Section:  Avodah   Category: Innocent Observations
A Closer Look at Torah vs. Mivater - Leveling The Playing Field
One of the hardest things in the life, and something we don't achieve often enough, is to be Mivater, to give in when we know we are right and the other party is wrong. The completion of this great act is holding our tongue, and keeping our righteousness to ourselves. We may do it often for small things, but how many times in our lives can we say that when push comes to shove we act with true nobility, crushing our overwhelming emotions, and letting the other side win?

This is one of the great acts that a person can do in this world. In fact Chazal say that the world hangs on such moments. Toleh Eretz Al Blima, which Chazal interpret to mean the world hangs on the merit of the person who puts the brakes on his mouth during an argument.

Yet at the same time Chazal tell us that Talmud Torah Kneged Kulan, Torah is the greatest mitzva of them all. This means each and every word of Torah.  So how is it that a person can learn for many hours each day as part of his daily routine and each word he learns is greater than this rare event that requires such a tremendous amount of courage?

Maybe the question is based on faulty assumptions but let's try to answer it on its face. Where does the courage to stifle oneself come from?
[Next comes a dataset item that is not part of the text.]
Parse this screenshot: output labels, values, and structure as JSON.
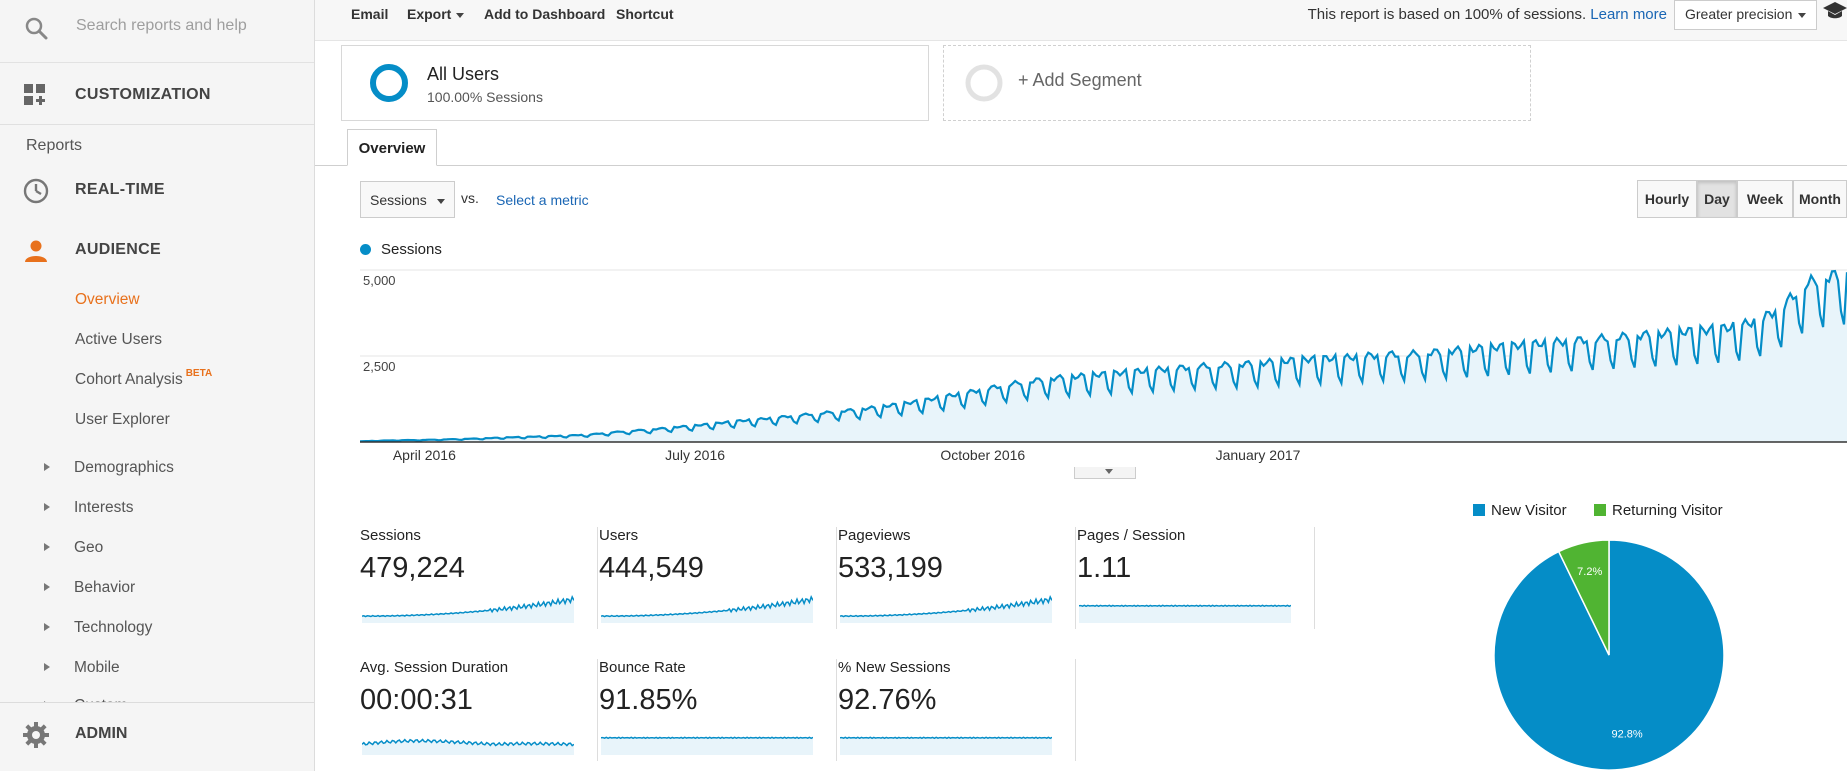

It comes from a belief that there is more to this world than meets the eye, for if one didn't believe that they would never give in. We would need to win every point in life since nothing is to be gained from losing. This all comes from true belief in Hashem which comes from learning Torah. So in essence, being mivater is the fruit of Torah learning. For if one were to learn Torah and never be mivater it would show that the Torah is merely an intellectual exercise and not what Hashem had in mind. Being Mivater a single time is the product of hundreds or thousands of hours of Torah study. It is what gives each word that we learned its life.  Being Mivater is an act that validates our Torah and is not separate from it.  Only now does our Torah outweigh everything else.

Another possible approach is that while each mitzva carries its own weight, not every time we do the mitzva is it the same. There are many factors that go into the type of mitzva that comes out, mainly how much effort was put in. So you can have words of Torah that are worth more than others. The same applies to all mitzvos. In order to make a fair comparison between two mitzvos one would have to make sure all other variables remain the same. In our case by definition being mivater is done with incredible Mesiras Nefesh. One is nullifying himself completely at the moment of Vitur, which take remarkable character. Surely every word of Torah learned with the same dedication is worth more, but maybe not so the ones learned casually.